|Industry||Manufacturing and engineering|
|Fate||Company sold and became engineering and Villiers parts specialists|
|Leslie Dawson and Harold Nock|
DMW Motorcycles was a British motorcycle manufacturer. Based in Wolverhampton, DMW was founded in 1940. The company took over Ambassador Motorcycles in 1963 and continued production until they closed the company in 1965. Although DMW ceased motorcycle production in 1971, it was noted for trials and racing machines and many DMWs can still be seen at UK sporting events. DMW produced about 15,000 motorcycles and several other manufacturers used DMW forks and engines.
Founded by Leslie Dawson (inventor of swinging arm motorcycle suspension) as Dawson's Motors Wolverhampton in 1940 to make and sell his new invention, Dawson's Telematic tele-forks, which were telescopic spring and pneumatic front forks that could be 'retro-fitted' as a replacement to standard 'girder' forks. In 1943 Dawson added rear suspension options which he would fit in his Wolverhampton workshop. After the Second World War ended in 1945 Dawson began building DMW grass track racing motorcycles machines with 350 cc and 500 cc JAP engines. Dawson went into partnership with former AJS and Vincent man Harold Nock to build light two-stroke motorcycles. Leslie Dawson was unsuccessful in raising venture capital and emigrated to Canada in 1948. Leslie died in Ellesmere Port on 6 January 1989.

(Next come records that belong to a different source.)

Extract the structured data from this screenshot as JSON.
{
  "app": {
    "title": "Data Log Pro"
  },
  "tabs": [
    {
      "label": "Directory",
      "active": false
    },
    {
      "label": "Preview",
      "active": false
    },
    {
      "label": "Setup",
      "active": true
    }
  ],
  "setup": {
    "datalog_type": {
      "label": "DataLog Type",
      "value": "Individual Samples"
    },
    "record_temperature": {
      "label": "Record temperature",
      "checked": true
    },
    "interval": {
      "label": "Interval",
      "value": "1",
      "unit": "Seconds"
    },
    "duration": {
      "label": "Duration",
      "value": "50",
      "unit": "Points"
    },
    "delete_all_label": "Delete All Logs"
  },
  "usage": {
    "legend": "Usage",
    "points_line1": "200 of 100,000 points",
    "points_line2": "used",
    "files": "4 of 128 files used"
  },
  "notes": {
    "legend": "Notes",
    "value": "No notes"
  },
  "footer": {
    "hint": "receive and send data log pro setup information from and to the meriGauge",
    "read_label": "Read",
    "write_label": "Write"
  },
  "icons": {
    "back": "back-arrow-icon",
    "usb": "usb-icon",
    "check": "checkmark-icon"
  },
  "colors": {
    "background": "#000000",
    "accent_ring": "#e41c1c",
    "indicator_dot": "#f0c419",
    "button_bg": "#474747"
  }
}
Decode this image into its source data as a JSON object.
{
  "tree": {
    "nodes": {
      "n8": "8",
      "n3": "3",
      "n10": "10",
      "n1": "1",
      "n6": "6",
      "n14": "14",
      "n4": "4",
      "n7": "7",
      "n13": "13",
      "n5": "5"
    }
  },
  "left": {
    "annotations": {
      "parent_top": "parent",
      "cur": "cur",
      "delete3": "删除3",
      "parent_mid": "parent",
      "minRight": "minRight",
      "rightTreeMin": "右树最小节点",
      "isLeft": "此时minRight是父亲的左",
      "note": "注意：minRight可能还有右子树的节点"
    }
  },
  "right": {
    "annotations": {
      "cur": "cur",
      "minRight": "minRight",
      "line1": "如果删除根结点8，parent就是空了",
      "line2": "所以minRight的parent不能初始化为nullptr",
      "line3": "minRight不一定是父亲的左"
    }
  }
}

Leslie was replaced by former BSA engineer Mike Riley, who won the 1948 Scottish Trial on a 200 cc DMW. Production moved to Harold Nock's premises in Sedgley and a 122 cc DMW with a Villiers engine was launched in 1950. These were entered in and won numerous competitions and DMW exhibited at the Earls Court Motor Cycle Show in 1952 with three road motorcycles and three racing bikes. A range of relatively successful two-stroke models were produced throughout the 1960s, notably the DMW Dolomite. DMW production ended in 1971 and Harold Nock sold the company in 1975 to Graham Beddall and Ivan Dyke, who concentrated on engineering and selling parts, although they did build one-off competition motorcycles, and a DMW 250 cc won the Midland Centre Group Trials in 1976 and 1977. Beddall and Dyke retained ownership of the DMW name until 2001, when it was wound up.
|DMW De luxe||1953||Villiers 250 cc two-stroke vertical-twin .|
|DMW Coronation||1953||Villiers 10D 122 cc two-stroke|
|Cortina||1954||225 cc Villiers 1H engine|
|Dolomite 1||1954||250 cc ohc 4-stroke Ateliers Mechanique du Centre (AMC)engine|
|DMW Hornet||1954||125 cc ohc 4-stroke Ateliers Mechanique du Centre (AMC) engine|
|Moto Cross||1955||200 cc two-stroke|
|Trials||1955||200 cc two-stroke competition engine|
|DMW Leda||1955||150 cc two-stroke 'sports'|
|Bambi scooter||1957||98 cc Villiers 4F two-stroke|
|DMW Deemster scooter||1961-1967||249 cc Villiers twin-cylinder two-stroke|
|DMW Sports Twin||1962||249 cc two-stroke Villiers Mark 4T|
|DMW Dolomite II||1963||DMW-badged Ambassador motorcycles|
|250 cc Hornet||1964||Villiers 'Starmaker' 247 cc two-stroke road racer|
|Sports Twin||1964||Villiers 4T 249 cc two-stroke twin|
|DMW Typhoon||1965||494 cc Villiers two-stroke twin road racer|